The stars are located in a cloud in our Milky Way called Halo, and their age is believed to be about 12 to 13 billion years — the time when the universe was being organised, reported Popular Science.

The Big Bang theory suggests that the universe began 13.8 billion years ago as a small, dense fireball that exploded. While the theory is widely accepted, the cause of this explosion remains a mystery.

Scientists have named them Small Accreted Stellar System (SASS). Astronomers also maintain that each star has its galaxy but is engulfed by a larger one.

The team of MIT researchers is now searching the other sides of Milky Way, to find other large bodies.

MIT astronomer and astrophysicist Anna Frebel said in a statement through MIT News: “These oldest stars should definitely be there, given what we know of galaxy formation. They are part of our cosmic family tree.

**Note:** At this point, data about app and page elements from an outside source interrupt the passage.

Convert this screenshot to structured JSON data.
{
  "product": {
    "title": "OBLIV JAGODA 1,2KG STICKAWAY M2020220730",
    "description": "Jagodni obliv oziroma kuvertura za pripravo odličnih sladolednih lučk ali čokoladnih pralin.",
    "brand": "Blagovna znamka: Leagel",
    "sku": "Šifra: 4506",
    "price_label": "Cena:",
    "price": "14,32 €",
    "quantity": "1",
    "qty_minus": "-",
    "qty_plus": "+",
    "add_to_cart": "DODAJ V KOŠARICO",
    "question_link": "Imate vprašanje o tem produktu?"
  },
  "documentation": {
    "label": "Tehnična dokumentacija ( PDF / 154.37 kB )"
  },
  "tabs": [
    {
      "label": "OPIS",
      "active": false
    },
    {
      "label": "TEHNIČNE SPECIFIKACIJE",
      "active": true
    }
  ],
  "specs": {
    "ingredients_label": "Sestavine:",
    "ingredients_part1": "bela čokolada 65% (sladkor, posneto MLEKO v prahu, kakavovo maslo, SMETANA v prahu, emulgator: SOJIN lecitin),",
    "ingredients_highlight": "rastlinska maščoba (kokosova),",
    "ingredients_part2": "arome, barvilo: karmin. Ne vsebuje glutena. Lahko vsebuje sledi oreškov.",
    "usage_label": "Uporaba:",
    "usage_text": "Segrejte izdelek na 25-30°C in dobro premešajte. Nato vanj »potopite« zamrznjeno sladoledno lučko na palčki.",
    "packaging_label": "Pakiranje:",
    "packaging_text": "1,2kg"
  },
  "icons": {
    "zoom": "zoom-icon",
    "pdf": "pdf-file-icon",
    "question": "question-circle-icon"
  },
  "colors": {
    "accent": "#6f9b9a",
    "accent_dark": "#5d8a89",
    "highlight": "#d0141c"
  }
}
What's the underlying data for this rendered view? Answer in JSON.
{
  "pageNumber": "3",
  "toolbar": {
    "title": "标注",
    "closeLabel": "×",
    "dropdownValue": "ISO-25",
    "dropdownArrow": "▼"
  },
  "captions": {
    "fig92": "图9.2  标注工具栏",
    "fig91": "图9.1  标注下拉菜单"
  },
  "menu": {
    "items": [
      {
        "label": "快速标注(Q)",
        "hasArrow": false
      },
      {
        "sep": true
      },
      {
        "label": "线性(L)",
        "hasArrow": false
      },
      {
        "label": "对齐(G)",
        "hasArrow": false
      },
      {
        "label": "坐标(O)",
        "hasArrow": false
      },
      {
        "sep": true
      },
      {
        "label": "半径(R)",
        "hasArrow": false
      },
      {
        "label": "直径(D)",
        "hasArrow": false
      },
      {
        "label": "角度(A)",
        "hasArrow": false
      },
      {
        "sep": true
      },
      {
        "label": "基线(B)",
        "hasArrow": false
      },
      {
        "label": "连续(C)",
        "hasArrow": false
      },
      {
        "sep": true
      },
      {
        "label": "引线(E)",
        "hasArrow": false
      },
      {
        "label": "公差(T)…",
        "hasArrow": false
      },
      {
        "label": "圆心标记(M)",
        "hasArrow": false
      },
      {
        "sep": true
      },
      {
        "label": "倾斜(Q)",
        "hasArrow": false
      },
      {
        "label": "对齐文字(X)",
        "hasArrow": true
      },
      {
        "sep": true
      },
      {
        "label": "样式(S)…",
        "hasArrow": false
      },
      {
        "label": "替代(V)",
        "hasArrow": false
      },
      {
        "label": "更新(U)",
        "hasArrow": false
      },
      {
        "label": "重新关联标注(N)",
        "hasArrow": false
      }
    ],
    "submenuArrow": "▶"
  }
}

And we now have a new way to find them.”

Experts search other sides of Milky Way, to find more stars. — Nasa/ESA/CSA

"While most of our classes are taught from the ground up, this class immediately put us at the frontier of research in astrophysics," Hillary Andales, a study co-author and member of MIT’s Class of 2023, said.

The research also included the students and undergraduates.

"It took a lot of hours staring at a computer, and a lot of debugging, frantically texting and emailing each other to figure this out," MIT undergraduate Ananda Santos said in a statement. "It was a big learning curve and a special experience."

"Now we can look for more analogs in the Milky Way, that are much brighter, and study their chemical evolution without having to chase these extremely faint stars," said Frebel.